will reveal mistakes hidden by doctors
and insurers, the medical groups and
some safety advocates say the law will
discourage reporting errors and violate
standing confidentiality agreements.
"We feel strongly that it is not fair
to open up records that were held
confidential by previous court actions over
30 years," said Bill Bell, general counsel
for the Florida Hospital Association.
Source: Sarasota Herald-Tribune
TALLAHASSEE In a survey
released in March 2008 to coincide
with Sunshine Week, the Florida First
Amendment Foundation found only
50 percent of 34 state agencies passed
a four-part public records test.
Volunteers from the foundation,
who presented themselves as average
citizens, requested the same routine
record a copy of the most recent
travel reimbursement form filed by
the agency's chief administrative
The volunteers documented
whether they were asked to give their
name, present identification, provide
a reason or purpose for the request or
provide the request in writing all
things prohibited by Florida's Public
Thirty-two percent of the state
12 percent had two. Only the
Department of Transportation had
The most common violation -
requesting the record requestor's
name occurred in one-third of the
state agencies. Just more than one
quarter of the agencies required the
request in writing. Only two agencies
required that the requestor provide a
reason for the request.
The only agency to fail the audit
completely was Visit Florida. The

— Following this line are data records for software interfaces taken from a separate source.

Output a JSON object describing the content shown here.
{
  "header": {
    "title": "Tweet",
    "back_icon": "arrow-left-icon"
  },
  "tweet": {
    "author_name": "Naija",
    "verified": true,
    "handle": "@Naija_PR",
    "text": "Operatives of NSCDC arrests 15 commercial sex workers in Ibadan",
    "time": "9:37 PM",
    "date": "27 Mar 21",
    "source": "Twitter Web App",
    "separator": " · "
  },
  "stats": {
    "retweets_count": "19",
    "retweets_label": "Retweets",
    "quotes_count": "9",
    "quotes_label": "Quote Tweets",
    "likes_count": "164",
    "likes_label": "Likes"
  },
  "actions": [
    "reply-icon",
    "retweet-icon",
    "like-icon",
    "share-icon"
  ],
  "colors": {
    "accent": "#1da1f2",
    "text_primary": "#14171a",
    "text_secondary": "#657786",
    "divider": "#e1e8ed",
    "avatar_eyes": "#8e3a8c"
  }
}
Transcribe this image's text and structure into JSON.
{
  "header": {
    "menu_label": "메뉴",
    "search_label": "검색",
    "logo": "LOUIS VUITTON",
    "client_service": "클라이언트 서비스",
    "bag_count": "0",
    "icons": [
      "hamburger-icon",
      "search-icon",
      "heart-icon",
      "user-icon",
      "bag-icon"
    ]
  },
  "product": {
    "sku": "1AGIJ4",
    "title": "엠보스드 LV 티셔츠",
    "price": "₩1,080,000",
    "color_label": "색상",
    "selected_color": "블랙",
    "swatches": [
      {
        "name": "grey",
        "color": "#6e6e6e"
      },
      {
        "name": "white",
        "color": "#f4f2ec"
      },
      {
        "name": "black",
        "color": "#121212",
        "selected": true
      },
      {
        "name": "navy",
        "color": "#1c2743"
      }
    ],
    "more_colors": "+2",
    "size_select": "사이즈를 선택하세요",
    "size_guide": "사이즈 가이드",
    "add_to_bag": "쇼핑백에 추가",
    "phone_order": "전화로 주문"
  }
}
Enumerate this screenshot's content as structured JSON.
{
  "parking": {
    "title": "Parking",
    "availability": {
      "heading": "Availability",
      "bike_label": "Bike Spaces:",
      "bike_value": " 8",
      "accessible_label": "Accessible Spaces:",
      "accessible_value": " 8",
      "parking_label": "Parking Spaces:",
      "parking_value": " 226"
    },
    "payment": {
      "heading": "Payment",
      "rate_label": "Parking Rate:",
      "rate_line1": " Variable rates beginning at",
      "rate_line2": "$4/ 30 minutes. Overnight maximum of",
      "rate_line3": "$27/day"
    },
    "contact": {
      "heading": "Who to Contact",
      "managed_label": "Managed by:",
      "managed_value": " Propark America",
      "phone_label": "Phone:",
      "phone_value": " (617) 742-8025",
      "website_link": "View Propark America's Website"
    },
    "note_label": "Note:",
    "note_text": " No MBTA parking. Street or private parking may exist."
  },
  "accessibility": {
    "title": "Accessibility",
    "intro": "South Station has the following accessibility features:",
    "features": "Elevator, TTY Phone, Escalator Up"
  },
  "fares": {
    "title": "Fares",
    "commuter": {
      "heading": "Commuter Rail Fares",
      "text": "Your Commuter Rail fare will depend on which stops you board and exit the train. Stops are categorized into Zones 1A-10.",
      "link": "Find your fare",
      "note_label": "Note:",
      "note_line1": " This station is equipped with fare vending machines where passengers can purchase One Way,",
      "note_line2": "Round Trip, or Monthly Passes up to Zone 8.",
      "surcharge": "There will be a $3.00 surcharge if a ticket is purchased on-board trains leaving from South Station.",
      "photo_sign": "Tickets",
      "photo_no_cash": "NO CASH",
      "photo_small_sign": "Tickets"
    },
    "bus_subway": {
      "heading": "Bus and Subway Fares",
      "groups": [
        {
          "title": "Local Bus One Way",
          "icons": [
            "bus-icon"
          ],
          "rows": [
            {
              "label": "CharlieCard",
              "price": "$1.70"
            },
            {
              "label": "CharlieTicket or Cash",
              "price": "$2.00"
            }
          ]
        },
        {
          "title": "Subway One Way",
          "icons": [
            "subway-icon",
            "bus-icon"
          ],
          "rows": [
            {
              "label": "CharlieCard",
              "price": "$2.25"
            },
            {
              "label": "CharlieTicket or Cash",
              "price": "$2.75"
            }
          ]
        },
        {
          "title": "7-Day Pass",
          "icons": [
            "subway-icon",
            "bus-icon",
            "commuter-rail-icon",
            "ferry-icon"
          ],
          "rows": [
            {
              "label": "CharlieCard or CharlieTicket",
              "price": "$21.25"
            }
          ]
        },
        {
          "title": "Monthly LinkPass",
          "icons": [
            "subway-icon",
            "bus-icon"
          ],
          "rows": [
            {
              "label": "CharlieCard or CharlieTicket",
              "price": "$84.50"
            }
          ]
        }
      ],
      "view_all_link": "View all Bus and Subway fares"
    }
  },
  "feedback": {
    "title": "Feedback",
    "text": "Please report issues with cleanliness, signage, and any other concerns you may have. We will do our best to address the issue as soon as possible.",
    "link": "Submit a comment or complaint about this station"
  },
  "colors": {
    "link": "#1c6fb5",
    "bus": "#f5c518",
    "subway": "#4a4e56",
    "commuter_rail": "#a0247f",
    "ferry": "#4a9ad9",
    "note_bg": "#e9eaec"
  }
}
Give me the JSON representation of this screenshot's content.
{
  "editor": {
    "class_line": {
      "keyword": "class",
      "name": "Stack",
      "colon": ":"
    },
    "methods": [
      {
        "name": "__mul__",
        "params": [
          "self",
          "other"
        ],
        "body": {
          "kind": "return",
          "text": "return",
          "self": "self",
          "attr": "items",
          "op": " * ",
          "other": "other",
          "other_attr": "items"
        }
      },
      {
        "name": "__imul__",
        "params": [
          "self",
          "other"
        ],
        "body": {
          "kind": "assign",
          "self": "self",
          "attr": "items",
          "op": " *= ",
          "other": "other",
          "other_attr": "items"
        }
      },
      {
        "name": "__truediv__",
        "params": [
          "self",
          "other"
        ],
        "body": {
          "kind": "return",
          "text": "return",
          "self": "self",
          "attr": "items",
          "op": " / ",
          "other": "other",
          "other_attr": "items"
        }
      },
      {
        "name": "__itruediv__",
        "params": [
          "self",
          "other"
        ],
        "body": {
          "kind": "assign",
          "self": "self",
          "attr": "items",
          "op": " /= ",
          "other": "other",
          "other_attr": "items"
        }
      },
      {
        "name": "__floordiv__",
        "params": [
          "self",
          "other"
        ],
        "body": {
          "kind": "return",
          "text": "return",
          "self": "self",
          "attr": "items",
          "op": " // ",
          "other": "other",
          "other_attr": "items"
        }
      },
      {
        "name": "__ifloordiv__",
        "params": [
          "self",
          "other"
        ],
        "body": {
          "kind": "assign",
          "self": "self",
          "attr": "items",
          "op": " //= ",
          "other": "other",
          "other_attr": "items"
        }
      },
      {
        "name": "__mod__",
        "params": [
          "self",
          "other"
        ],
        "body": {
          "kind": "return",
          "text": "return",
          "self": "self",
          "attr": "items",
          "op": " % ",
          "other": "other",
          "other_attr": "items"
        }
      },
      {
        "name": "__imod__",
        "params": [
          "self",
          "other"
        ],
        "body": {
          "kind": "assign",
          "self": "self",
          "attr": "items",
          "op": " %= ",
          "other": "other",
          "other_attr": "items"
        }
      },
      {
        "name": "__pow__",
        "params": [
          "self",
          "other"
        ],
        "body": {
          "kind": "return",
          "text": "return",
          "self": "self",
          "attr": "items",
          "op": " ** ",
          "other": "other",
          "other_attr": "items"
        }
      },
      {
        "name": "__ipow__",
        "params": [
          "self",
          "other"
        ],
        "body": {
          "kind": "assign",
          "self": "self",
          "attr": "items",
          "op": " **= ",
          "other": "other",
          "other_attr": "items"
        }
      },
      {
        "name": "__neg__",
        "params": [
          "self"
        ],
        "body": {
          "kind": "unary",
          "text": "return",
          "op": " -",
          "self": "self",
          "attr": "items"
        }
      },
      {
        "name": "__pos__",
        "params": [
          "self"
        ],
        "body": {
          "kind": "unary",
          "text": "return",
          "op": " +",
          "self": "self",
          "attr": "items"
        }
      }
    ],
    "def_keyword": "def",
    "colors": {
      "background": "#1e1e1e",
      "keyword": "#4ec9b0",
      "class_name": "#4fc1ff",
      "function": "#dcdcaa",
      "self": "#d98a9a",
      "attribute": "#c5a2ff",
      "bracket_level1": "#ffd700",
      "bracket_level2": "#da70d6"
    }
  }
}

agency denied the requestor access
to the agency's office because of
"renovations," according to the
First Amendment Foundation. The
requestor was unable to find anyone
to talk to about her public records
The audit also found that the
attitude of government employees
toward those making public record
requests has "dramatically improved,"
according to the foundation, which
cited the efforts of Gov. Charlie Crist
and his Office of Open Government
to facilitate transparency.
Source: The Ledger (Lakeland)
SAnnual FOI Report U 2008
Groups sue to prevent public
release of medical errors